Computationally guided photothermal tumor therapy using long-circulating gold nanorod antennas.

Publication Type:

Journal Article


Cancer Res, Volume 69, Issue 9, p.3892-900 (2009)


Animals, Breast Neoplasms, Cell Line, Tumor, Gold, Humans, Hyperthermia, Induced, Metal Nanoparticles, Mice, Mice, Nude, Nanotubes, Polyethylene Glycols, Spectroscopy, Near-Infrared, Surface Plasmon Resonance, Tissue Distribution, Tomography, X-Ray Computed, Xenograft Model Antitumor Assays
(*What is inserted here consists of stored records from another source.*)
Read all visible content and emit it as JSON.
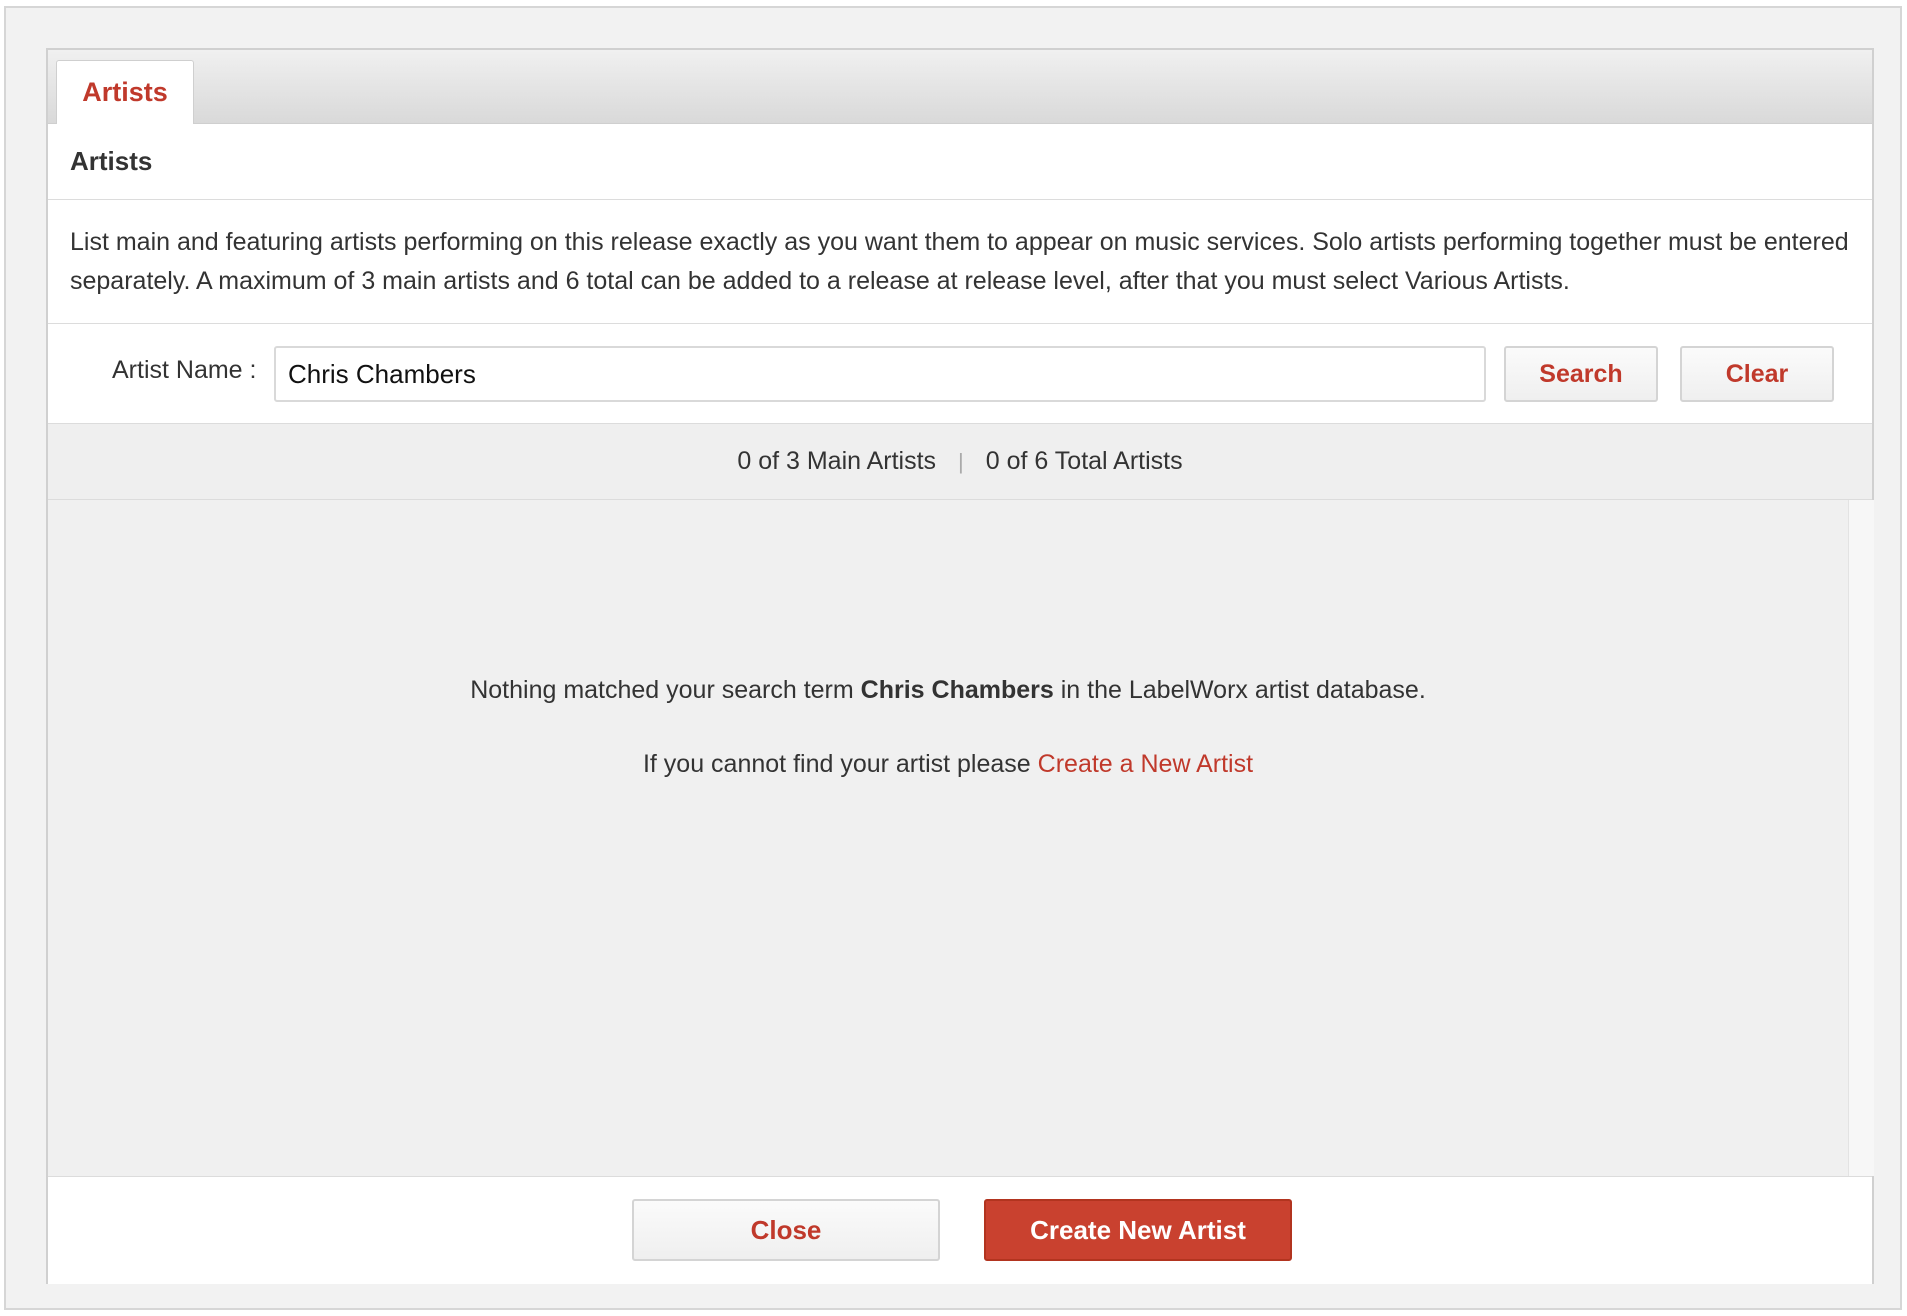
{
  "tabs": [
    {
      "label": "Artists",
      "active": true
    }
  ],
  "section": {
    "title": "Artists"
  },
  "description": "List main and featuring artists performing on this release exactly as you want them to appear on music services. Solo artists performing together must be entered separately. A maximum of 3 main artists and 6 total can be added to a release at release level, after that you must select Various Artists.",
  "search": {
    "label": "Artist Name :",
    "value": "Chris Chambers",
    "search_label": "Search",
    "clear_label": "Clear"
  },
  "counts": {
    "main": "0 of 3 Main Artists",
    "separator": "|",
    "total": "0 of 6 Total Artists"
  },
  "results": {
    "empty_prefix": "Nothing matched your search term",
    "empty_term": "Chris Chambers",
    "empty_suffix": "in the LabelWorx artist database.",
    "help_prefix": "If you cannot find your artist please",
    "help_link": "Create a New Artist"
  },
  "footer": {
    "close_label": "Close",
    "create_label": "Create New Artist"
  },
  "colors": {
    "accent": "#c0392b",
    "primary_button": "#c9412f",
    "panel_bg": "#f0f0f0"
  }
}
Plasmonic nanomaterials have the opportunity to considerably improve the specificity of cancer ablation by i.v. homing to tumors and acting as antennas for accepting externally applied energy. Here, we describe an integrated approach to improved plasmonic therapy composed of multimodal nanomaterial optimization and computational irradiation protocol development. We synthesized polyethylene glycol (PEG)-protected gold nanorods (NR) that exhibit superior spectral bandwidth, photothermal heat generation per gram of gold, and circulation half-life in vivo (t(1/2), approximately 17 hours) compared with the prototypical tunable plasmonic particles, gold nanoshells, as well as approximately 2-fold higher X-ray absorption than a clinical iodine contrast agent. After intratumoral or i.v. administration, we fuse PEG-NR biodistribution data derived via noninvasive X-ray computed tomography or ex vivo spectrometry, respectively, with four-dimensional computational heat transport modeling to predict photothermal heating during irradiation. In computationally driven pilot therapeutic studies, we show that a single i.v. injection of PEG-NRs enabled destruction of all irradiated human xenograft tumors in mice. These studies highlight the potential of integrating computational therapy design with nanotherapeutic development for ultraselective tumor ablation.